The speed at which the simulator runs depends only on the rule.worldtype you have set. It does not depend at all on the complexity of the JavaScript rule you write or on the start pattern you select; it is completely constant. Thus, there is no need to make the function that defines the rule efficient—it is executed only to create the rule definition file, then never used again. The paramount consideration in writing a rule program is that it be clearly expressed so that you can come back to it later and still be able to tell what you were trying to do.

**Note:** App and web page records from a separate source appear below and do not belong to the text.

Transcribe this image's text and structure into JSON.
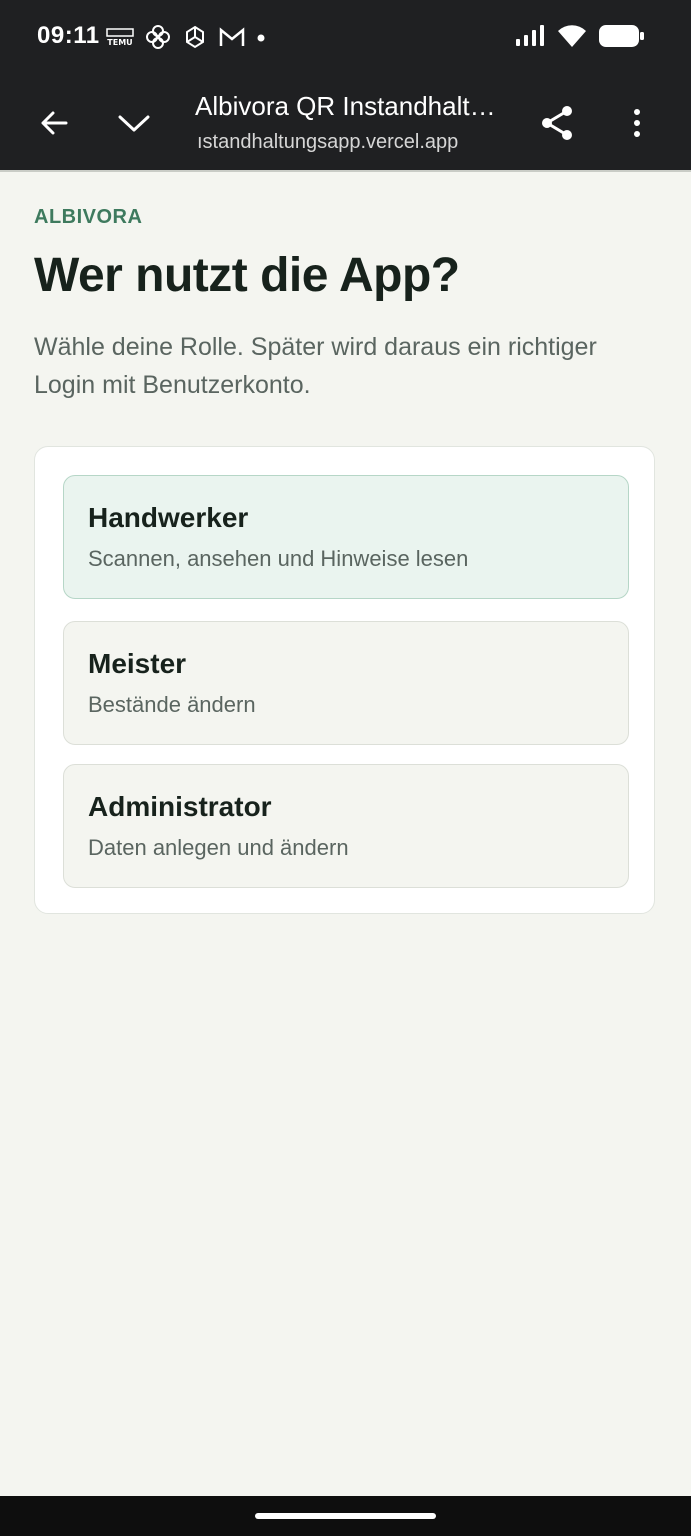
{
  "status_bar": {
    "time": "09:11",
    "notification_icons": [
      "temu-icon",
      "pinwheel-app-icon",
      "chatgpt-icon",
      "gmail-icon",
      "dot-icon"
    ],
    "system_icons": [
      "signal-icon",
      "wifi-icon",
      "battery-icon"
    ]
  },
  "browser": {
    "title": "Albivora QR Instandhalt…",
    "url": "ıstandhaltungsapp.vercel.app",
    "buttons": [
      "back-arrow-icon",
      "chevron-down-icon",
      "share-icon",
      "more-vert-icon"
    ]
  },
  "page": {
    "brand": "ALBIVORA",
    "headline": "Wer nutzt die App?",
    "intro": "Wähle deine Rolle. Später wird daraus ein richtiger Login mit Benutzerkonto."
  },
  "roles": [
    {
      "title": "Handwerker",
      "description": "Scannen, ansehen und Hinweise lesen",
      "selected": true
    },
    {
      "title": "Meister",
      "description": "Bestände ändern",
      "selected": false
    },
    {
      "title": "Administrator",
      "description": "Daten anlegen und ändern",
      "selected": false
    }
  ],
  "colors": {
    "accent": "#3e7a5e",
    "selected_bg": "#eaf4ef",
    "page_bg": "#f4f5f0",
    "chrome_bg": "#1f2022"
  }
}
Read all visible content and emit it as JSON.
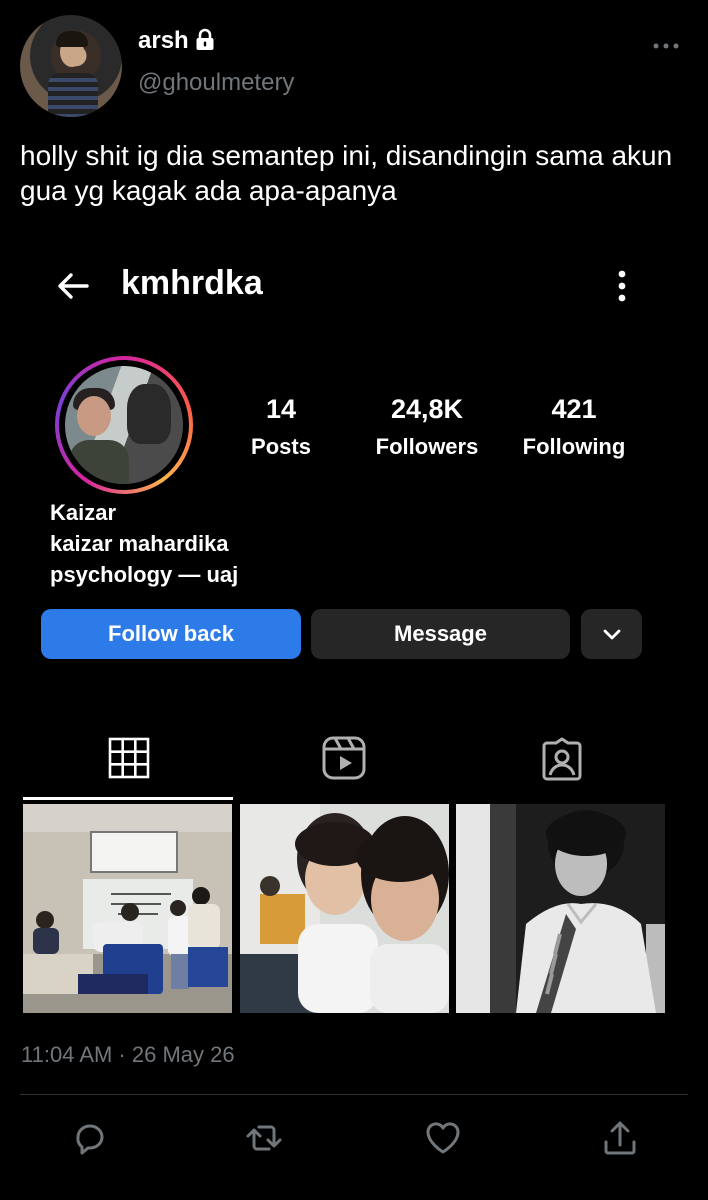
{
  "tweet": {
    "display_name": "arsh",
    "handle": "@ghoulmetery",
    "text": "holly shit ig dia semantep ini, disandingin sama akun gua yg kagak ada apa-apanya",
    "timestamp": "11:04 AM · 26 May 26",
    "icons": {
      "lock": "lock-icon",
      "more": "more-horizontal-icon",
      "reply": "reply-icon",
      "retweet": "retweet-icon",
      "like": "heart-icon",
      "share": "share-icon"
    }
  },
  "instagram": {
    "username": "kmhrdka",
    "stats": {
      "posts": {
        "value": "14",
        "label": "Posts"
      },
      "followers": {
        "value": "24,8K",
        "label": "Followers"
      },
      "following": {
        "value": "421",
        "label": "Following"
      }
    },
    "bio": {
      "name": "Kaizar",
      "full_name": "kaizar mahardika",
      "description": "psychology — uaj"
    },
    "buttons": {
      "follow_back": "Follow back",
      "message": "Message"
    },
    "tabs": [
      "grid-icon",
      "reels-icon",
      "tagged-icon"
    ],
    "colors": {
      "follow_button": "#2d7be8",
      "secondary_button": "#262626"
    }
  }
}
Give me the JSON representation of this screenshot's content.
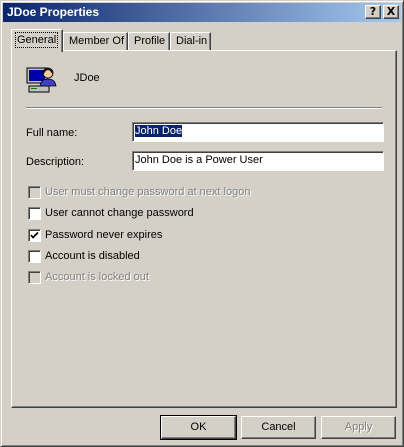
{
  "window": {
    "title": "JDoe Properties"
  },
  "title_buttons": {
    "help": "?",
    "close": "X"
  },
  "tabs": [
    {
      "label": "General",
      "active": true
    },
    {
      "label": "Member Of",
      "active": false
    },
    {
      "label": "Profile",
      "active": false
    },
    {
      "label": "Dial-in",
      "active": false
    }
  ],
  "general": {
    "icon": "user-computer-icon",
    "username": "JDoe",
    "full_name_label": "Full name:",
    "full_name_value": "John Doe",
    "description_label": "Description:",
    "description_value": "John Doe is a Power User",
    "checkboxes": [
      {
        "label": "User must change password at next logon",
        "checked": false,
        "enabled": false
      },
      {
        "label": "User cannot change password",
        "checked": false,
        "enabled": true
      },
      {
        "label": "Password never expires",
        "checked": true,
        "enabled": true
      },
      {
        "label": "Account is disabled",
        "checked": false,
        "enabled": true
      },
      {
        "label": "Account is locked out",
        "checked": false,
        "enabled": false
      }
    ]
  },
  "buttons": {
    "ok": "OK",
    "cancel": "Cancel",
    "apply": "Apply"
  },
  "colors": {
    "face": "#d4d0c8",
    "title_start": "#0a246a",
    "title_end": "#a6caf0",
    "selection": "#0a246a"
  }
}
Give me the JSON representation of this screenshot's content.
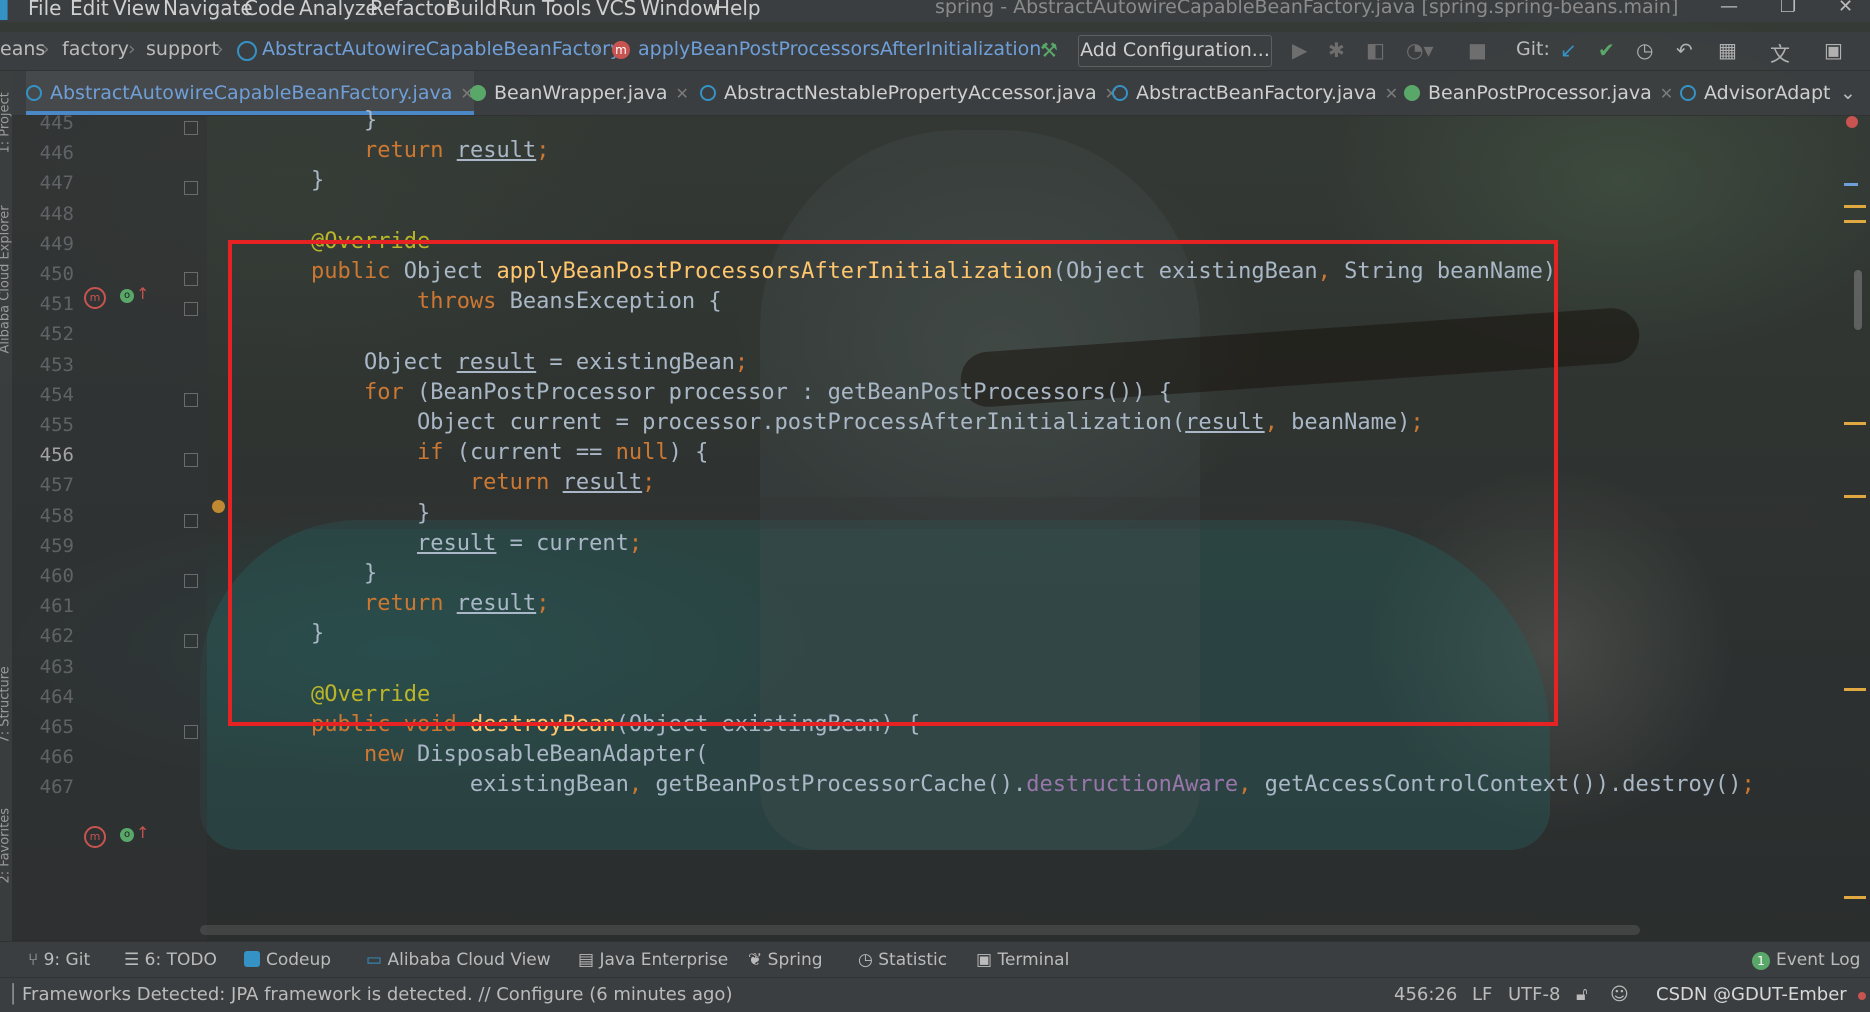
{
  "menu": {
    "items": [
      "File",
      "Edit",
      "View",
      "Navigate",
      "Code",
      "Analyze",
      "Refactor",
      "Build",
      "Run",
      "Tools",
      "VCS",
      "Window",
      "Help"
    ],
    "window_title": "spring - AbstractAutowireCapableBeanFactory.java [spring.spring-beans.main]"
  },
  "breadcrumb": {
    "items": [
      "eans",
      "factory",
      "support",
      "AbstractAutowireCapableBeanFactory",
      "applyBeanPostProcessorsAfterInitialization"
    ]
  },
  "toolbar": {
    "add_configuration": "Add Configuration...",
    "git_label": "Git:"
  },
  "tabs": [
    {
      "label": "AbstractAutowireCapableBeanFactory.java",
      "kind": "class",
      "active": true
    },
    {
      "label": "BeanWrapper.java",
      "kind": "interface",
      "active": false
    },
    {
      "label": "AbstractNestablePropertyAccessor.java",
      "kind": "class",
      "active": false
    },
    {
      "label": "AbstractBeanFactory.java",
      "kind": "class",
      "active": false
    },
    {
      "label": "BeanPostProcessor.java",
      "kind": "interface",
      "active": false
    },
    {
      "label": "AdvisorAdapt",
      "kind": "class",
      "active": false
    }
  ],
  "left_strip": [
    "1: Project",
    "Alibaba Cloud Explorer",
    "7: Structure",
    "2: Favorites"
  ],
  "editor": {
    "line_numbers": [
      "445",
      "446",
      "447",
      "448",
      "449",
      "450",
      "451",
      "452",
      "453",
      "454",
      "455",
      "456",
      "457",
      "458",
      "459",
      "460",
      "461",
      "462",
      "463",
      "464",
      "465",
      "466",
      "467"
    ],
    "current_line": "456",
    "lines": [
      "        }",
      "        return result;",
      "    }",
      "",
      "    @Override",
      "    public Object applyBeanPostProcessorsAfterInitialization(Object existingBean, String beanName)",
      "            throws BeansException {",
      "",
      "        Object result = existingBean;",
      "        for (BeanPostProcessor processor : getBeanPostProcessors()) {",
      "            Object current = processor.postProcessAfterInitialization(result, beanName);",
      "            if (current == null) {",
      "                return result;",
      "            }",
      "            result = current;",
      "        }",
      "        return result;",
      "    }",
      "",
      "    @Override",
      "    public void destroyBean(Object existingBean) {",
      "        new DisposableBeanAdapter(",
      "                existingBean, getBeanPostProcessorCache().destructionAware, getAccessControlContext()).destroy();"
    ]
  },
  "tool_windows": [
    "9: Git",
    "6: TODO",
    "Codeup",
    "Alibaba Cloud View",
    "Java Enterprise",
    "Spring",
    "Statistic",
    "Terminal"
  ],
  "event_log": {
    "count": "1",
    "label": "Event Log"
  },
  "status": {
    "message": "Frameworks Detected: JPA framework is detected. // Configure (6 minutes ago)",
    "position": "456:26",
    "line_sep": "LF",
    "encoding": "UTF-8",
    "watermark": "CSDN @GDUT-Ember"
  },
  "colors": {
    "highlight_box": "#e62222",
    "keyword": "#cc7832",
    "method": "#ffc66d",
    "annotation": "#bbb529",
    "field": "#9876aa"
  }
}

.js rule programs are provided for all the WebCA demos. A good way to start writing rules of your own is to copy one of our rules onto your own file first.js. Then you can edit first.js to your own purposes, paste it into the rule program box, and Generate and run it. If your rule happens to return a value for outside the range 0–255, or supplies invalid arguments to one of the prologue variables, you will get an alert when the attempt to generate the rule. If this happens, fix your program and try again.